» Extracted information
=== Section Start ===

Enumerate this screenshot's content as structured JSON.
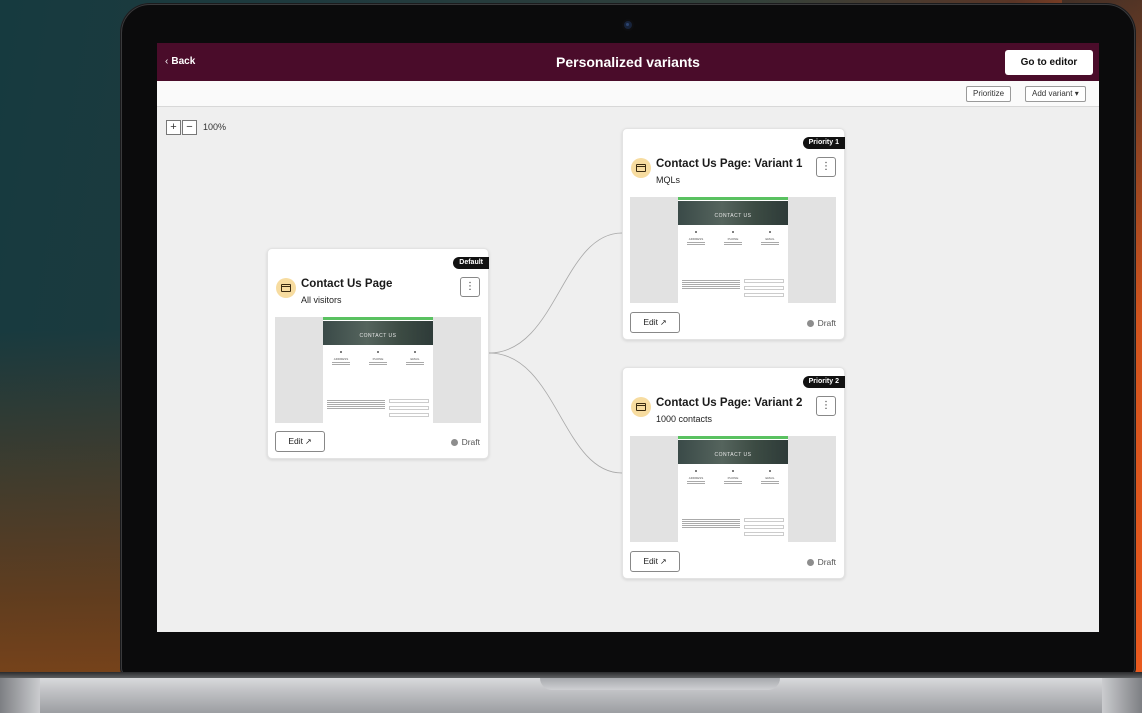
{
  "topbar": {
    "back_label": "Back",
    "title": "Personalized variants",
    "editor_button": "Go to editor"
  },
  "toolbar": {
    "prioritize": "Prioritize",
    "add_variant": "Add variant"
  },
  "zoom": {
    "plus": "+",
    "minus": "−",
    "level": "100%"
  },
  "cards": {
    "default": {
      "tag": "Default",
      "title": "Contact Us Page",
      "subtitle": "All visitors",
      "edit_label": "Edit",
      "status": "Draft"
    },
    "variant1": {
      "tag": "Priority 1",
      "title": "Contact Us Page: Variant 1",
      "subtitle": "MQLs",
      "edit_label": "Edit",
      "status": "Draft"
    },
    "variant2": {
      "tag": "Priority 2",
      "title": "Contact Us Page: Variant 2",
      "subtitle": "1000 contacts",
      "edit_label": "Edit",
      "status": "Draft"
    }
  },
  "preview": {
    "hero_text": "CONTACT US",
    "columns": [
      "ADDRESS",
      "PHONE",
      "EMAIL"
    ]
  },
  "icons": {
    "card": "page-icon",
    "more": "more-vertical-icon",
    "edit": "external-link-icon",
    "status": "status-dot-icon"
  },
  "colors": {
    "topbar": "#4a0c2a",
    "preview_accent": "#59c160",
    "icon_bg": "#f7dca0",
    "draft": "#8d8d8d"
  }
}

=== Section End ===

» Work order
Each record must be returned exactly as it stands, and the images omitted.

» The answer
Enumerate this screenshot's content as structured JSON.
{
  "topbar": {
    "back_label": "Back",
    "title": "Personalized variants",
    "editor_button": "Go to editor"
  },
  "toolbar": {
    "prioritize": "Prioritize",
    "add_variant": "Add variant"
  },
  "zoom": {
    "plus": "+",
    "minus": "−",
    "level": "100%"
  },
  "cards": {
    "default": {
      "tag": "Default",
      "title": "Contact Us Page",
      "subtitle": "All visitors",
      "edit_label": "Edit",
      "status": "Draft"
    },
    "variant1": {
      "tag": "Priority 1",
      "title": "Contact Us Page: Variant 1",
      "subtitle": "MQLs",
      "edit_label": "Edit",
      "status": "Draft"
    },
    "variant2": {
      "tag": "Priority 2",
      "title": "Contact Us Page: Variant 2",
      "subtitle": "1000 contacts",
      "edit_label": "Edit",
      "status": "Draft"
    }
  },
  "preview": {
    "hero_text": "CONTACT US",
    "columns": [
      "ADDRESS",
      "PHONE",
      "EMAIL"
    ]
  },
  "icons": {
    "card": "page-icon",
    "more": "more-vertical-icon",
    "edit": "external-link-icon",
    "status": "status-dot-icon"
  },
  "colors": {
    "topbar": "#4a0c2a",
    "preview_accent": "#59c160",
    "icon_bg": "#f7dca0",
    "draft": "#8d8d8d"
  }
}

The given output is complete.